Australia needs to tackle Pauline Hanson’s racist ideas through improving the state of multiculturalism in the community to beyond merely ethnic tolerance to active inter-ethnic engagement.
Pauline Hanson and her One Nation political party is a name that has struck fear among many Australians especially those from an ethnic background. Her re-election to Parliament will undoubtedly serve as a platform for the furthering of controversial views on immigration and multiculturalism.
As a child of immigrant parents growing up in the 90s when Ms. Hanson first declared that Australia was being swamped by Asians in her Parliamentary maiden speech, my family quickly developed a strong disdain but not hatred for the right-wing of politics including then Liberal Prime Minister John Howard for his failure to condemn the comments.

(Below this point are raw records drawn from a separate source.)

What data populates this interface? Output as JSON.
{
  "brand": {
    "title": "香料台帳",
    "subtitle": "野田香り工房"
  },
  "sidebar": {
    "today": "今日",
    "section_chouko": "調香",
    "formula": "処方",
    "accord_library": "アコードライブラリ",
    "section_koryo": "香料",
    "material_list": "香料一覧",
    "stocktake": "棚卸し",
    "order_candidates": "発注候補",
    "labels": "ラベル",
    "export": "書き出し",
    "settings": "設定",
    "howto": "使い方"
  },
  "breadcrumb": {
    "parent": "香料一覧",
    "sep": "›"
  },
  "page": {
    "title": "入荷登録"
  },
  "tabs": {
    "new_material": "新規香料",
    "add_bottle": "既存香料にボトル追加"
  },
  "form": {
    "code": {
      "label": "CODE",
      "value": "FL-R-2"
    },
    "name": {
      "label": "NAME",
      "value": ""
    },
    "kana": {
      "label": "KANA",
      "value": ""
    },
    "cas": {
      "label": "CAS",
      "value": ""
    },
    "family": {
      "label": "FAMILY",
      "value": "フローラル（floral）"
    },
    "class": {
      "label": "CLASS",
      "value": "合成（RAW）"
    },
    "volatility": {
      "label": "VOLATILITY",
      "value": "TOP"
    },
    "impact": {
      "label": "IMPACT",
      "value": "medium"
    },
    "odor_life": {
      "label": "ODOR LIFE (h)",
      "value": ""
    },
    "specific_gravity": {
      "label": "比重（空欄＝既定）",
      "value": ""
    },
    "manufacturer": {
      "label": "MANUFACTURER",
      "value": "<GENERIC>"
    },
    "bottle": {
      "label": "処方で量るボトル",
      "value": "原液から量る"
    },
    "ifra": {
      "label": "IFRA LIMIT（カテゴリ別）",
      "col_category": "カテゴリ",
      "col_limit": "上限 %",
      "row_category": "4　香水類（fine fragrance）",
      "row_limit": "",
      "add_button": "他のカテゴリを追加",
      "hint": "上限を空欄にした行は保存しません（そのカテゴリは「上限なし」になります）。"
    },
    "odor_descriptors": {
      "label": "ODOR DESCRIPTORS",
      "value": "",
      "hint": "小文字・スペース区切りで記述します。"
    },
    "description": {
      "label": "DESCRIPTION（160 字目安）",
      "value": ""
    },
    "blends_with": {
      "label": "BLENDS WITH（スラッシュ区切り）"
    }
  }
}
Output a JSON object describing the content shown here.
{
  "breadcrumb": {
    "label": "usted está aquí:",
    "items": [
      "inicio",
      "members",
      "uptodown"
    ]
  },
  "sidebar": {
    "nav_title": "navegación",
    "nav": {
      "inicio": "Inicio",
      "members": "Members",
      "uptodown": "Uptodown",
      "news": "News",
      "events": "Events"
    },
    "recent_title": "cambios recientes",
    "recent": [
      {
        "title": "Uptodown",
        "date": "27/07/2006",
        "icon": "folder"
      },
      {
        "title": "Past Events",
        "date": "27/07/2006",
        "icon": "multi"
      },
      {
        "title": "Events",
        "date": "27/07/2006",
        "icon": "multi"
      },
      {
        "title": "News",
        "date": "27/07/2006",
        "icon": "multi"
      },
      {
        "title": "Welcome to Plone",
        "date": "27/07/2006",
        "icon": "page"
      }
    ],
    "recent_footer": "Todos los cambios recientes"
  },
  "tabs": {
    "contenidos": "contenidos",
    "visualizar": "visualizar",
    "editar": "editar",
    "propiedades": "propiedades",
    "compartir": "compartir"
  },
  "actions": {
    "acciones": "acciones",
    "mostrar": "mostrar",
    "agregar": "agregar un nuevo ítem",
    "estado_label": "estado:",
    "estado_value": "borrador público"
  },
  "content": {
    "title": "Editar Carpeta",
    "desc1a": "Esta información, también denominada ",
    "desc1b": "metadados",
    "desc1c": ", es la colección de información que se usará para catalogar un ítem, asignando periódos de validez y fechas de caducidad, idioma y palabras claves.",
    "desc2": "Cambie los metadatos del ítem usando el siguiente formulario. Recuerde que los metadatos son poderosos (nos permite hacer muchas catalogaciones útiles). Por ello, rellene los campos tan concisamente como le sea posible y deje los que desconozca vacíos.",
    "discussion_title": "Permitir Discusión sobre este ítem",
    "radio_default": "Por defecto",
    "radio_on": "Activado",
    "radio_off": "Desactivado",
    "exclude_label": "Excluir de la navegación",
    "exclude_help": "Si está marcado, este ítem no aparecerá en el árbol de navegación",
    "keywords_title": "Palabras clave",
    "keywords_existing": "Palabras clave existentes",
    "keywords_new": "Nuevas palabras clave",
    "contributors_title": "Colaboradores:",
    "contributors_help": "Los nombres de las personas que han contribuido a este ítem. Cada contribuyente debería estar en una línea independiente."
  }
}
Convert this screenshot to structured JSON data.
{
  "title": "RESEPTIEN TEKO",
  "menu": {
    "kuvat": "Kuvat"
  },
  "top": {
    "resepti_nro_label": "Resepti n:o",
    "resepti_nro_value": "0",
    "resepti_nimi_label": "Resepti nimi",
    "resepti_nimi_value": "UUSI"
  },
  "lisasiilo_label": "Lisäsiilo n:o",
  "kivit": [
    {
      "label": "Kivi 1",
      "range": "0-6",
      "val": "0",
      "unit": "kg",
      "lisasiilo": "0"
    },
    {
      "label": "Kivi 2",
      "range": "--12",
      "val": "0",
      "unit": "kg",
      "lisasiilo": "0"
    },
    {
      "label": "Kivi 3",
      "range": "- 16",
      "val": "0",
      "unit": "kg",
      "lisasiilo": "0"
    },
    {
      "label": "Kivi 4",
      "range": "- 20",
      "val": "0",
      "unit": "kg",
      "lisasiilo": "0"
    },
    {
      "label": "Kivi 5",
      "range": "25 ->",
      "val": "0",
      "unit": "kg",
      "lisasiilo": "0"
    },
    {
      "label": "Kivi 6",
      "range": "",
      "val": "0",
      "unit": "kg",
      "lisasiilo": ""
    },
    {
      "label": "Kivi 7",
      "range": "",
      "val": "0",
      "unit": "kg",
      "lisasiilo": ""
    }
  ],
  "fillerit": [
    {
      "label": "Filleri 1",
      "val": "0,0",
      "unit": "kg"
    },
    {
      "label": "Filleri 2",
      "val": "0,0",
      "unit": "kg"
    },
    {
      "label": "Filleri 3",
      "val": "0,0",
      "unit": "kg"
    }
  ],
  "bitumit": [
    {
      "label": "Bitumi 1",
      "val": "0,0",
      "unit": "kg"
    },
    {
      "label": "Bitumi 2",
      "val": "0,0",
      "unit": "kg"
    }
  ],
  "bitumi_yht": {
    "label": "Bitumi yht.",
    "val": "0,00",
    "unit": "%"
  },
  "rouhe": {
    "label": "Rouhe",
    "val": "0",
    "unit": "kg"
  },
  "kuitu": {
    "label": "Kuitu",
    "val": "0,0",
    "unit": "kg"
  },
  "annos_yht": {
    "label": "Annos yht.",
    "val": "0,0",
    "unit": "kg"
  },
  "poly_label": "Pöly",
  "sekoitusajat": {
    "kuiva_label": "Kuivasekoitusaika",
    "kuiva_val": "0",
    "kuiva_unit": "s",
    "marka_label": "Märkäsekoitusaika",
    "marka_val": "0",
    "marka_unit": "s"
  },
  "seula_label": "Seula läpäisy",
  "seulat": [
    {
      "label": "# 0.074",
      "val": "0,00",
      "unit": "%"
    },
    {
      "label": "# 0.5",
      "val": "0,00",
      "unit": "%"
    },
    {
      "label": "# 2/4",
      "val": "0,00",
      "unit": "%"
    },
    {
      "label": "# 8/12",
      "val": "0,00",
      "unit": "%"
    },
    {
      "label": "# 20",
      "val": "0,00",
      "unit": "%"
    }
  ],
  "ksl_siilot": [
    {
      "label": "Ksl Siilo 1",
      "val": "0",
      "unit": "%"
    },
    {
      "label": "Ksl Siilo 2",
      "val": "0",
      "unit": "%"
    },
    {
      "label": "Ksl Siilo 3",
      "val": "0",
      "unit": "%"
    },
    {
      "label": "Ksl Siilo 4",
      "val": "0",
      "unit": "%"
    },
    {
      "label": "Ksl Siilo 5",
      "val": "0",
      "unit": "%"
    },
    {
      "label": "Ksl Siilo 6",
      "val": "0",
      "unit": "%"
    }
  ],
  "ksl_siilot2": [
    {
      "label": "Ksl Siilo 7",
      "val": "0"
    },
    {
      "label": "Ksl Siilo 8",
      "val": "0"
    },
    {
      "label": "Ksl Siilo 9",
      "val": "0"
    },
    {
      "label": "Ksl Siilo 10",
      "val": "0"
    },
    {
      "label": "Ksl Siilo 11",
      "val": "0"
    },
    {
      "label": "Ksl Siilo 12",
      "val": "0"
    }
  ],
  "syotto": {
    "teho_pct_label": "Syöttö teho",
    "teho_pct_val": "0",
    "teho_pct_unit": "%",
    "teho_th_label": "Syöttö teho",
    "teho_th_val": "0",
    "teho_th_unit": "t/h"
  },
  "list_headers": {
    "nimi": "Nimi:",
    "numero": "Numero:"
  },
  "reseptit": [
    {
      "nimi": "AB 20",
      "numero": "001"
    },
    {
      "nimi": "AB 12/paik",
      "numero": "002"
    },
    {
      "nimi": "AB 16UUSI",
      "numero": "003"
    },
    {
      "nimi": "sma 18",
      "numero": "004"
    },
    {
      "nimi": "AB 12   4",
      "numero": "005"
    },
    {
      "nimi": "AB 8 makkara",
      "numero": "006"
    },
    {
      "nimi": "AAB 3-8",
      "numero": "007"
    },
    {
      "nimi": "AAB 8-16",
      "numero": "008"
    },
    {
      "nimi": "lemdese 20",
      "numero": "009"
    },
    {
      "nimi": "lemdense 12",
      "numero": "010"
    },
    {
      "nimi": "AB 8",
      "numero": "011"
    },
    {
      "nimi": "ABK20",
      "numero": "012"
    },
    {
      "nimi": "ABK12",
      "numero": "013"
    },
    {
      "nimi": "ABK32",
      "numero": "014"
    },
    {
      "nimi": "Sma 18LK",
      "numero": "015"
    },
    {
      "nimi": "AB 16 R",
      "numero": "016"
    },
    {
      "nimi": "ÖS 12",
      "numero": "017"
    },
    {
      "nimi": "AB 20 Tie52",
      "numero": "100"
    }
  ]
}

To most of the Asian Australian community and now understandably the Muslim community, Ms. Hanson is the despicable red witch from the north. However thinking in hindsight, I can attribute the rise of One Nation as one of the reasons that I have spawned a strong interest in current affairs and politics.
My family despite experiencing racially motivated attacks in public which my father claims to have increased following Ms. Hanson’s maiden speech in Parliament refused to accept a blanket notion that was spread among the Asian Australian community that all Anglo-White Australians were racist.
Watching my parents and others in the Asian Australian community’s response to Ms. Hanson throughout my childhood has encouraged me to take a not so black and white view on the issue of immigration and multiculturalism.
Multiculturalism or Ethnic Tolerance
Although I am no supporter of One Nation or Ms. Hanson’s inflammatory remarks, I do often beckon the question of whether multiculturalism is actually working well in Australia. As a young adult living, studying and working in what is regarded as highly diverse localities of Sydney, it does seem that what we have now is ethnic tolerance but a lack of cross-cultural and inter-ethnic interactions.
It would be very easy to label Ms. Hanson a racist and move on with life, but how does that actually deal with the real issues of immigration and multiculturalism in Australia. Also to forget that Ms. Hanson was legitimately elected to the Senate in Parliament in her own right after nearly two decades of failed political endeavors would be a failure to acknowledge the importance of perseverance.
Australians need to persevere in the engagement of controversial issues such as immigration and multiculturalism and not to be merely throwing around insults such as racist, bigot or intolerant. Sure some if not most of One Nation’s policies may be viewed as offensive or fringe, but if we are to succeed in establishing a truly multicultural society it is an engagement that will win over hearts and minds not a campaign of retaliatory name-calling.
The easy way out of controversy is to sideline the issue on to the fringes of the field if I may use a sporting analogy. Although it may be on the center field, the issue is actually closer to the crowd than much of the action in the middle of the ground. The continued blanket attacks on Ms. Hanson’s views on immigration and multiculturalism will only spur a louder cheer squad for One Nation.
Tackle Hanson Once and For All
Instead, let’s welcome One Nation on to the field just as Ms. Hanson is now a Senator in Parliament, and let everybody see why they should be dropped from the team because we cannot forget that that nearly tens if not hundreds of thousands of Australians actually voted for her at the election.
Keeping Ms. Hanson on the sideline would only enable her to reach out to more spectators and potential supporters. Putting her into the scrum pack in the middle would see how quickly she crumbles. The scrum pack of genuine multiculturalism and tolerance will prevail if that is what Australians truly believe in.
People are also never one dimensional as we often like to assume especially through online and social media portrayals. So before everyone jumps on the bandwagon to post a comment labeling Ms. Hanson a racist or the red witch from the north, it probably will serve Australia better if we actually stopped for a moment to reflect on the state of multiculturalism in the country.
In working to achieve genuine multiculturalism, let’s not be too quick to pigeonhole people such as that of Ms. Hanson, but rather highlight her misunderstandings and show the rest of the country what good that inter-ethnic interaction is for everyone. Fighting prejudice with acts of kindness such as actively engaging with people of different ethnicity instead of just merely passing by them on the street is better than online battles with the right-wing.
Attacking Pauline Hanson without dispelling the concerns of her supporters doesn’t progress Australia. Ethnic communities can be showing why multiculturalism does in fact work and through the demonstration of its effectiveness will be the best way to make sure that One Nation is not re-elected in future.
We do not need to subscribe to One Nation’s fear of immigration and multiculturalism either, but what we need to do is be thanking Ms. Hanson for reminding us that the current form of Australian multiculturalism requires greater perseverance and needs to be genuinely furthered in the community.
This article was first published in The Typewriter